Hall C3 (The Georgia World Congress Center )
Allison Marquardt Collow, Rutgers University, New Brunswick, NJ; and M. A. Miller
Manuscript (20.0 kB)

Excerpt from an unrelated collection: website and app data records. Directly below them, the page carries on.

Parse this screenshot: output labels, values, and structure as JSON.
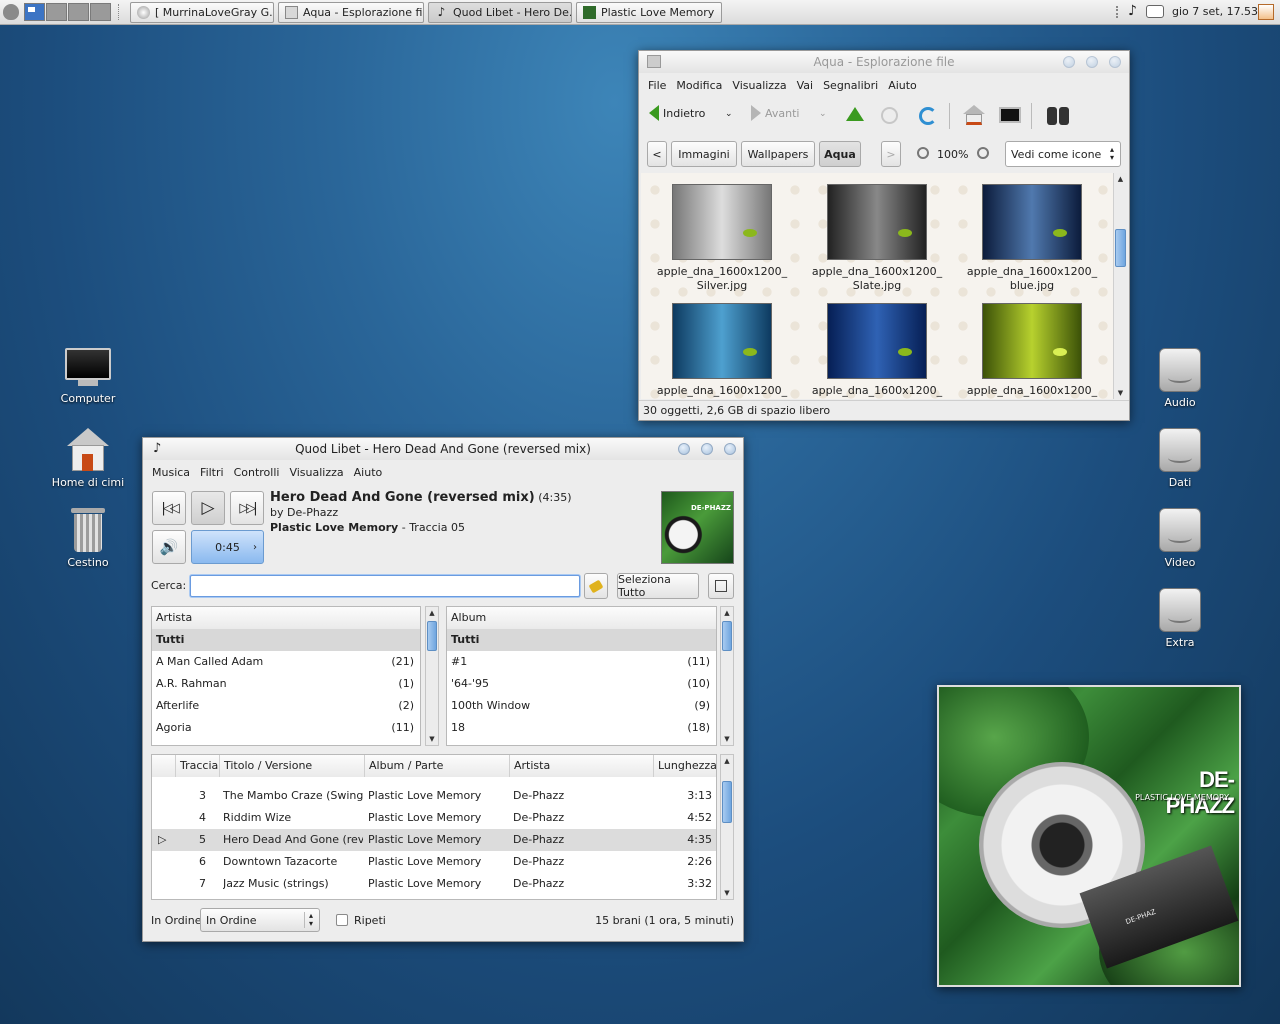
{
  "panel": {
    "tasks": [
      {
        "label": "[ MurrinaLoveGray G...",
        "icon": "browser-icon"
      },
      {
        "label": "Aqua - Esplorazione file",
        "icon": "folder-icon"
      },
      {
        "label": "Quod Libet - Hero De...",
        "icon": "quodlibet-icon"
      },
      {
        "label": "Plastic Love Memory",
        "icon": "album-art-icon"
      }
    ],
    "clock": "gio 7 set, 17.53"
  },
  "desktop": {
    "left_icons": [
      {
        "label": "Computer"
      },
      {
        "label": "Home di cimi"
      },
      {
        "label": "Cestino"
      }
    ],
    "right_icons": [
      {
        "label": "Audio"
      },
      {
        "label": "Dati"
      },
      {
        "label": "Video"
      },
      {
        "label": "Extra"
      }
    ]
  },
  "filemanager": {
    "title": "Aqua - Esplorazione file",
    "menu": [
      "File",
      "Modifica",
      "Visualizza",
      "Vai",
      "Segnalibri",
      "Aiuto"
    ],
    "back_label": "Indietro",
    "forward_label": "Avanti",
    "path": [
      "Immagini",
      "Wallpapers",
      "Aqua"
    ],
    "zoom": "100%",
    "view_mode": "Vedi come icone",
    "files": [
      {
        "line1": "apple_dna_1600x1200_",
        "line2": "Silver.jpg",
        "color": "#b9b9b9"
      },
      {
        "line1": "apple_dna_1600x1200_",
        "line2": "Slate.jpg",
        "color": "#5a5a5a"
      },
      {
        "line1": "apple_dna_1600x1200_",
        "line2": "blue.jpg",
        "color": "#27497a"
      },
      {
        "line1": "apple_dna_1600x1200_",
        "line2": "",
        "color": "#2a6f9d"
      },
      {
        "line1": "apple_dna_1600x1200_",
        "line2": "",
        "color": "#173f7f"
      },
      {
        "line1": "apple_dna_1600x1200_",
        "line2": "",
        "color": "#7c9a14"
      }
    ],
    "status": "30 oggetti, 2,6 GB di spazio libero"
  },
  "player": {
    "title": "Quod Libet - Hero Dead And Gone (reversed mix)",
    "menu": [
      "Musica",
      "Filtri",
      "Controlli",
      "Visualizza",
      "Aiuto"
    ],
    "position": "0:45",
    "song_title": "Hero Dead And Gone (reversed mix)",
    "song_length": "(4:35)",
    "artist_line": "by De-Phazz",
    "album": "Plastic Love Memory",
    "track_info": " - Traccia 05",
    "search_label": "Cerca:",
    "search_value": "",
    "select_all": "Seleziona Tutto",
    "artist_pane": {
      "header": "Artista",
      "rows": [
        {
          "name": "Tutti",
          "count": ""
        },
        {
          "name": "A Man Called Adam",
          "count": "(21)"
        },
        {
          "name": "A.R. Rahman",
          "count": "(1)"
        },
        {
          "name": "Afterlife",
          "count": "(2)"
        },
        {
          "name": "Agoria",
          "count": "(11)"
        }
      ]
    },
    "album_pane": {
      "header": "Album",
      "rows": [
        {
          "name": "Tutti",
          "count": ""
        },
        {
          "name": "#1",
          "count": "(11)"
        },
        {
          "name": "'64-'95",
          "count": "(10)"
        },
        {
          "name": "100th Window",
          "count": "(9)"
        },
        {
          "name": "18",
          "count": "(18)"
        }
      ]
    },
    "songs": {
      "headers": [
        "Traccia",
        "Titolo / Versione",
        "Album / Parte",
        "Artista",
        "Lunghezza"
      ],
      "rows": [
        {
          "track": "3",
          "title": "The Mambo Craze (Swing ...",
          "album": "Plastic Love Memory",
          "artist": "De-Phazz",
          "length": "3:13",
          "playing": ""
        },
        {
          "track": "4",
          "title": "Riddim Wize",
          "album": "Plastic Love Memory",
          "artist": "De-Phazz",
          "length": "4:52",
          "playing": ""
        },
        {
          "track": "5",
          "title": "Hero Dead And Gone (rev...",
          "album": "Plastic Love Memory",
          "artist": "De-Phazz",
          "length": "4:35",
          "playing": "▷"
        },
        {
          "track": "6",
          "title": "Downtown Tazacorte",
          "album": "Plastic Love Memory",
          "artist": "De-Phazz",
          "length": "2:26",
          "playing": ""
        },
        {
          "track": "7",
          "title": "Jazz Music (strings)",
          "album": "Plastic Love Memory",
          "artist": "De-Phazz",
          "length": "3:32",
          "playing": ""
        }
      ]
    },
    "order_label": "In Ordine",
    "order_value": "In Ordine",
    "repeat_label": "Ripeti",
    "summary": "15 brani (1 ora, 5 minuti)"
  },
  "cover": {
    "band": "DE-PHAZZ",
    "album": "PLASTIC LOVE MEMORY",
    "label": "DE-PHAZ"
  }
}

Many uncertainties exist in the formation and transition between open and closed cell marine stratocumulus clouds. Often covering a large area of Earth, marine stratocumulus can have a large global impact on the radiation budget, making it crucial to understand all of the details surrounding their formation, life cycle, and impacts. The objective of this study is to classify marine stratocumulus clouds into non-celluar, open celled, and closed cell groups. The study uses a combination of surface and remotely-sensed data collected using the Atmospheric Radiation Measurement (ARM) program's Mobile Facility (AMF) while it was deployed on Graciosa, Island in the Azores in support of the Clouds, Aerosols, and Precipitation in the Marine Boundary Layer (CAP-MBL) project. The study also uses coincident measurements from the Spinning Enhanced Visible and Infrared Imager (SEVIRI) aboard Meteosat-8. This combination of platforms has the advantage of continuously monitoring marine stratocumulus structure at Graciosa Island, which will be the location of a new, fixed ARM Site. A scheme is developed that classifies marine stratocumulus into non-celluar, open celled, and closed cell modes using these data, and composites of these structures are shown.